From Dirt to the Sky
There's a patch of land in upstate New York called Kendrew Corners, where Rick O'Connor's forebears scratched out a living as dirt farmers. In scarcely two generations, one of their ambitious descendants had climbed to the 100th floor of the World Trade Center as a senior vice president for risk management at Marsh & McLennan. To Rick O'Connor, that meant a lot, his brother Bill recalled.
Raised in rural Watertown, N.Y., Mr. O'Connor had an itch for adventure. In college, he drove a white '56 MG and went hang gliding on weekends. When his engineering-related jobs took him around the country, he explored new terrain hungrily. (He became a connoisseur of Texas barbecue.)
His restless, demanding mind was always cooking up schemes. As a teenager, he began swapping Boy Scout patches, an activity that became a business and a newsletter. Years later, he scoured flea markets for vintage postcards and sold them over the Internet. Enamored of the chocolate cake his wife, Lynne, made, he envisioned a cake business.
Despite his love of sassy cities, Mr. O'Connor, 49, settled in the small town of LaGrangeville, N.Y., believing it was a sweet, safe place to raise Matthew, Erin and Lauren. He commuted two hours each way between his touchstones: his children and his tower.

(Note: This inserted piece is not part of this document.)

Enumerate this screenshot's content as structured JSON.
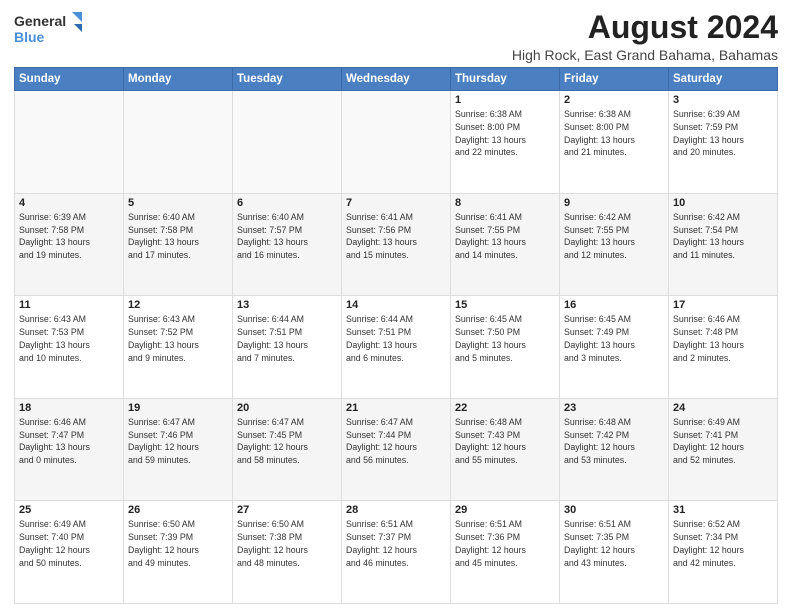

Profile published in THE NEW YORK TIMES on December 29, 2001.